Ohio Gov. John Kasich (R) spoke at the Republican National Convention a couple of weeks ago, and like most speakers, didn't have much to say about the man his party was nominating for president. In his 1,300-word speech, Kasich said, "Mitt Romney has a history of being a great job creator," and those 11 words were quite literally his only praise for the nominee.
In fact, it's easy to get the impression that the Ohio governor doesn't much care whether Romney wins or loses.
Kasich, meanwhile, said almost nothing positive about Romney in our conversations, other than to say his life would be better with a president who would get the federal government out of his way. "He says he's got a 53-point plan or whatever, I don't know," was Kasich's rousing endorsement of the Romney agenda.

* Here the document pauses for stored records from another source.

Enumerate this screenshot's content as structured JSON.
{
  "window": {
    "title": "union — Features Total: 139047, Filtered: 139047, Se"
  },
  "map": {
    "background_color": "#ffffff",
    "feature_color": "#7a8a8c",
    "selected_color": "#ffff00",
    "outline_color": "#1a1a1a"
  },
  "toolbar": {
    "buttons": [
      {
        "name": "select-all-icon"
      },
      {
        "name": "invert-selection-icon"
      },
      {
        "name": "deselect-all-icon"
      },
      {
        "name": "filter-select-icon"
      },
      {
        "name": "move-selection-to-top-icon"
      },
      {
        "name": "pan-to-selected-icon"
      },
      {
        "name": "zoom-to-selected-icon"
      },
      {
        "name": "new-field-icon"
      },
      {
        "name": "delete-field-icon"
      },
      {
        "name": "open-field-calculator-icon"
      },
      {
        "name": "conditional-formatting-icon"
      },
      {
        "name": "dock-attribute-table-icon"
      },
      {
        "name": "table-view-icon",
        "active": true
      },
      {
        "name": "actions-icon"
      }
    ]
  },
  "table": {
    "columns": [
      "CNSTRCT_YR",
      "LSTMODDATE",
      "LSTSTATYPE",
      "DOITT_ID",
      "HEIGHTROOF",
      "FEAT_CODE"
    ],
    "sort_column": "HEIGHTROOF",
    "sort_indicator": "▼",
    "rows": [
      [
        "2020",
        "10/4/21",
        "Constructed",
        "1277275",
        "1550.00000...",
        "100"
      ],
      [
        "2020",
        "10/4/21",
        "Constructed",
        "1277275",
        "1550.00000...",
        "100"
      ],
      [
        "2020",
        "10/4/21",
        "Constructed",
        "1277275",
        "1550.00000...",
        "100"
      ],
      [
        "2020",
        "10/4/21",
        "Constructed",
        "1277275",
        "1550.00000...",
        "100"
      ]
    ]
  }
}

We've been reporting in recent months on the disconnect between Romney's message and that of the swing-state Republican governors -- they want their constituents to be optimistic about the economy; Romney doesn't -- and perhaps no state chief executive has been as off-message as Kasich, who has no use for the national campaign's talking points whatsoever.
But in the bigger picture, if the Republican governor of Ohio -- a former Fox News analyst, no less -- has absolutely no idea what Romney's economic message is, and doesn't seem to care whether the candidate wins or loses, it doesn't speak well of the GOP nominee's chances in the Buckeye State.